▶ _Data records_
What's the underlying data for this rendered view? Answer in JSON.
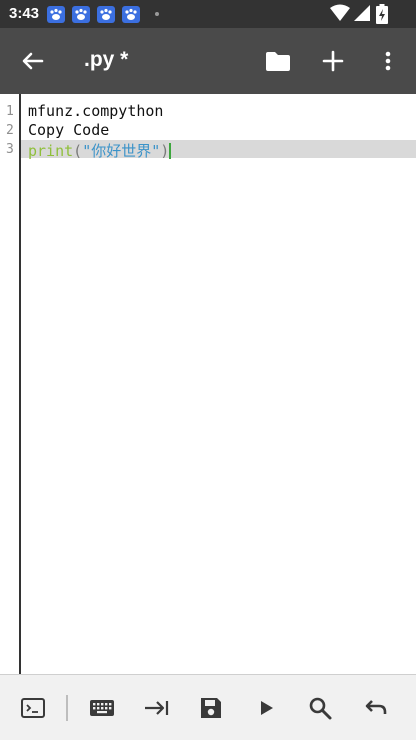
{
  "status_bar": {
    "time": "3:43",
    "icons": [
      "baidu-app-icon",
      "baidu-app-icon",
      "baidu-app-icon",
      "baidu-app-icon",
      "wifi-icon",
      "signal-icon",
      "battery-icon"
    ]
  },
  "app_bar": {
    "title": ".py *",
    "actions": [
      "back-arrow-icon",
      "folder-icon",
      "add-icon",
      "more-vert-icon"
    ]
  },
  "editor": {
    "line_numbers": [
      "1",
      "2",
      "3"
    ],
    "lines": [
      {
        "text": "mfunz.compython"
      },
      {
        "text": "Copy Code"
      },
      {
        "keyword": "print",
        "open": "(",
        "string": "\"你好世界\"",
        "close": ")"
      }
    ]
  },
  "bottom_bar": {
    "actions": [
      "terminal-icon",
      "keyboard-icon",
      "tab-icon",
      "save-icon",
      "run-icon",
      "search-icon",
      "undo-icon"
    ]
  },
  "colors": {
    "status_bar": "#333333",
    "app_bar": "#4a4a4a",
    "keyword": "#8fbf3a",
    "string": "#3b93c9",
    "caret": "#3da63d"
  }
}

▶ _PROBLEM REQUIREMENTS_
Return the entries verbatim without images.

▶ _REPLY_
What's the underlying data for this rendered view? Answer in JSON.
{
  "status_bar": {
    "time": "3:43",
    "icons": [
      "baidu-app-icon",
      "baidu-app-icon",
      "baidu-app-icon",
      "baidu-app-icon",
      "wifi-icon",
      "signal-icon",
      "battery-icon"
    ]
  },
  "app_bar": {
    "title": ".py *",
    "actions": [
      "back-arrow-icon",
      "folder-icon",
      "add-icon",
      "more-vert-icon"
    ]
  },
  "editor": {
    "line_numbers": [
      "1",
      "2",
      "3"
    ],
    "lines": [
      {
        "text": "mfunz.compython"
      },
      {
        "text": "Copy Code"
      },
      {
        "keyword": "print",
        "open": "(",
        "string": "\"你好世界\"",
        "close": ")"
      }
    ]
  },
  "bottom_bar": {
    "actions": [
      "terminal-icon",
      "keyboard-icon",
      "tab-icon",
      "save-icon",
      "run-icon",
      "search-icon",
      "undo-icon"
    ]
  },
  "colors": {
    "status_bar": "#333333",
    "app_bar": "#4a4a4a",
    "keyword": "#8fbf3a",
    "string": "#3b93c9",
    "caret": "#3da63d"
  }
}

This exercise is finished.